We don’t entirely rule out a repeat of the Double Crown Affair—a similar restaurant that inexplicably got the deuce—but one star seems like a safer bet.

The Bet: We are betting that Frank Bruni will award one star to Macao Trading Co.


Macao Trading Co.

[Horine via Eater]

Note: This is a review under chef David Waltuck, who is no longer at the restaurant. His replacement is Josh Blakely. We also note that Macao now has a prominent sign—which it didn’t when this review was written.


Most restaurants want to be found. Macao Trading Co. takes the opposite approach. It’s on a crazily obscure block in TriBeCa, without so much as a sign to let you know it’s there.
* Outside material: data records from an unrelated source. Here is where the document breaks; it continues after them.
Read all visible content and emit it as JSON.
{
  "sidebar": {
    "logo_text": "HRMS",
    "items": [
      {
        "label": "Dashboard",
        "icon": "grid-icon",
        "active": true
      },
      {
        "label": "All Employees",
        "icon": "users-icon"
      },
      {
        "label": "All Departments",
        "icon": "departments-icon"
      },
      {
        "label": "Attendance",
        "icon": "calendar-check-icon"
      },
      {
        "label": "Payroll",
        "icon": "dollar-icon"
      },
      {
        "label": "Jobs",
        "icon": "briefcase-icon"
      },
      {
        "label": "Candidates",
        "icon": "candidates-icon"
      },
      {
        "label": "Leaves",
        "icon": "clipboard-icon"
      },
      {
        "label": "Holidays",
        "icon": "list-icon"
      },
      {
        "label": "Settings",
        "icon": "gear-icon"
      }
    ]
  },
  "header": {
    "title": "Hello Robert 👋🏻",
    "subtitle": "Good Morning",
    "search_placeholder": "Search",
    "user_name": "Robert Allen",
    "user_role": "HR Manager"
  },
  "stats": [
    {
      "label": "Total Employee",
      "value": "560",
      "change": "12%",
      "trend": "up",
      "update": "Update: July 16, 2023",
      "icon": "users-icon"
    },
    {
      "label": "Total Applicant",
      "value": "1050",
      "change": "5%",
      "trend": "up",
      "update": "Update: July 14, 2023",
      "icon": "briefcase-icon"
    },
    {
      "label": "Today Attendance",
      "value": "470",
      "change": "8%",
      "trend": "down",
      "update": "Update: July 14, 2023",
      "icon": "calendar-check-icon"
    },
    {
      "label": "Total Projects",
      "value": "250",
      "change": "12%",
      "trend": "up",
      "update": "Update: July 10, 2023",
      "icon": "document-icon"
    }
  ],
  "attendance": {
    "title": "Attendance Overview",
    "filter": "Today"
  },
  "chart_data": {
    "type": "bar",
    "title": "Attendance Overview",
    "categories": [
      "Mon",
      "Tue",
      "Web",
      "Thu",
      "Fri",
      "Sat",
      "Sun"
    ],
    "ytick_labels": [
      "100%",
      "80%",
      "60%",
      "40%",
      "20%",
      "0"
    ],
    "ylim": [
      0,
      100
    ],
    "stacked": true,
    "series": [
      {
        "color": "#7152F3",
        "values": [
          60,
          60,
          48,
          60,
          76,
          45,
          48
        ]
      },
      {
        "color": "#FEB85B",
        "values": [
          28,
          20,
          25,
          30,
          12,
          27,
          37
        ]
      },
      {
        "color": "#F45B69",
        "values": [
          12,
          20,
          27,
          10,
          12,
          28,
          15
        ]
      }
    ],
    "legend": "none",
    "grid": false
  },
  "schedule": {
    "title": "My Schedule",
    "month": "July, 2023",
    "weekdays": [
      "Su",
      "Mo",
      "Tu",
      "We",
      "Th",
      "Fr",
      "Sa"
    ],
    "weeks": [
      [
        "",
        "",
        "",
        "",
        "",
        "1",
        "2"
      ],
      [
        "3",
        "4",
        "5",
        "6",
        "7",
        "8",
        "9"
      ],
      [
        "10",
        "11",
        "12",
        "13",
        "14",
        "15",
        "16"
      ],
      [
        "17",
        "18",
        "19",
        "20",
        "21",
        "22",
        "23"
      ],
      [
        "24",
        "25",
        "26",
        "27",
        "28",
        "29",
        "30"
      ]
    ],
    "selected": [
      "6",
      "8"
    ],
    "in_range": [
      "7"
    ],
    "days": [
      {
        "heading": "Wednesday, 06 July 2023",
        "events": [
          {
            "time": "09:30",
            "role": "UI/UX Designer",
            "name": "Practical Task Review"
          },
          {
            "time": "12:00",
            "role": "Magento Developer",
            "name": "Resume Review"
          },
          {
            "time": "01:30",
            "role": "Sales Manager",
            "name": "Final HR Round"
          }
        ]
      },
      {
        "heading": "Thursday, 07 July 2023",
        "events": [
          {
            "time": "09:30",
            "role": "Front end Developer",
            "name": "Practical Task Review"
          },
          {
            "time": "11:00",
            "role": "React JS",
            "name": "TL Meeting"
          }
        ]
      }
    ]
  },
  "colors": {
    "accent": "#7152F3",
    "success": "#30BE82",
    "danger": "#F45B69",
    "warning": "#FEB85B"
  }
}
The door looks like a service entrance. Even if you’re looking for Macao Trading Co., you’re liable to miss it—as I did the first time. If you just happen to be walking by, you’ll keep on walking.

That’s not stopping people from patronizing Macao Trading Co., which was doing a brisk bar business even at 6:00 p.m. last night. They serve food and drinks until 4:00 a.m. in an allegedly “semi-private lounge” downstairs called the Opium Den. There’s a built-in clientele, thanks to the same owners’ acclaimed cocktail bar cum restaurant, Employees Only, another peculiar place that makes virtue out of the perception of inaccessibility.

The story is completely different at the perpetually-empty Dennis Foy next door, as it was at Foy’s short-lived predecessor, Lo Scalco, which not even a star from the Michelin Guide could rescue. There aren’t any “bad blocks” in Manhattan, but some are bad for certain types of restaurants. In this place, Macao Trading Co. fits right in.

The restaurant is named for Macao, a former Portuguese colony on the Chinese mainland. The décor is tricked out like the 19th-century trading warehouse of our dreams. If Disney had a Macao ride, it would look like this. The spectacular back-lit bar is the visual highlight, and it’s the culinary highlight too. The cocktail list is impressive; the food feels like snacks that are meant to dilute the alcohol.

David Waltuck of Chanterelle is responsible for the fusion menu. Many dishes are shown in pairs, where you can choose either the Portuguese or the Chinese version of the same ingredient, such as meatballs, prawns, or ribs. Each table is set with a knife and fork, and chopsticks.

There are appetizers and entrées, but the menu seems to be evolving more towards small plates and snacks. The server steered me in that direction, suggesting I order two of the small plates. That wasn’t quite enough for a meal, so I later ordered a third, followed by dessert.

Mackerel Escabeche ($8; above left) was like a deconstructed ceviche, served cold. It tasted fresh and mildly tart, but slightly bland. Portuguese lamb balls filled with cheese ($8; above right) were tender, but overpowered by a flood of tomato sauce. The identical green-flecked leaves seem to be the default seasoning for both dishes.

Mushroom croquettes ($12; above left) benefited from a generous helping of truffle oil, but I thought the barren plate needed something to dip them in. Fried milk ($7; above right) was one dish that didn’t need any more help. A dusting of cinammon and a light honey citrus salad on the side worked perfectly together.

The cocktails are impressive, though expensive at $14 apiece. I’ll leave it to the cocktail specialists to describe them. The wine list seems to be an afterthought. There was just one token red available by the glass, and they served it in a water glass.

Service was attentive, though I was there quite early and had their mostly undivided attention. I especially appreciated the server’s modest ordering advice, as restaurants that specialize in small plates usually try to sell you more than you need.

All four of the items I tried struck me as enjoyable complements to the cocktail menu, but I wouldn’t come here for the food alone.

Macao Trading Co. (311 Church Street between Walker & Lispenard Sts., TriBeCa)

Food: *
Service: *
Ambiance: *½
Overall: *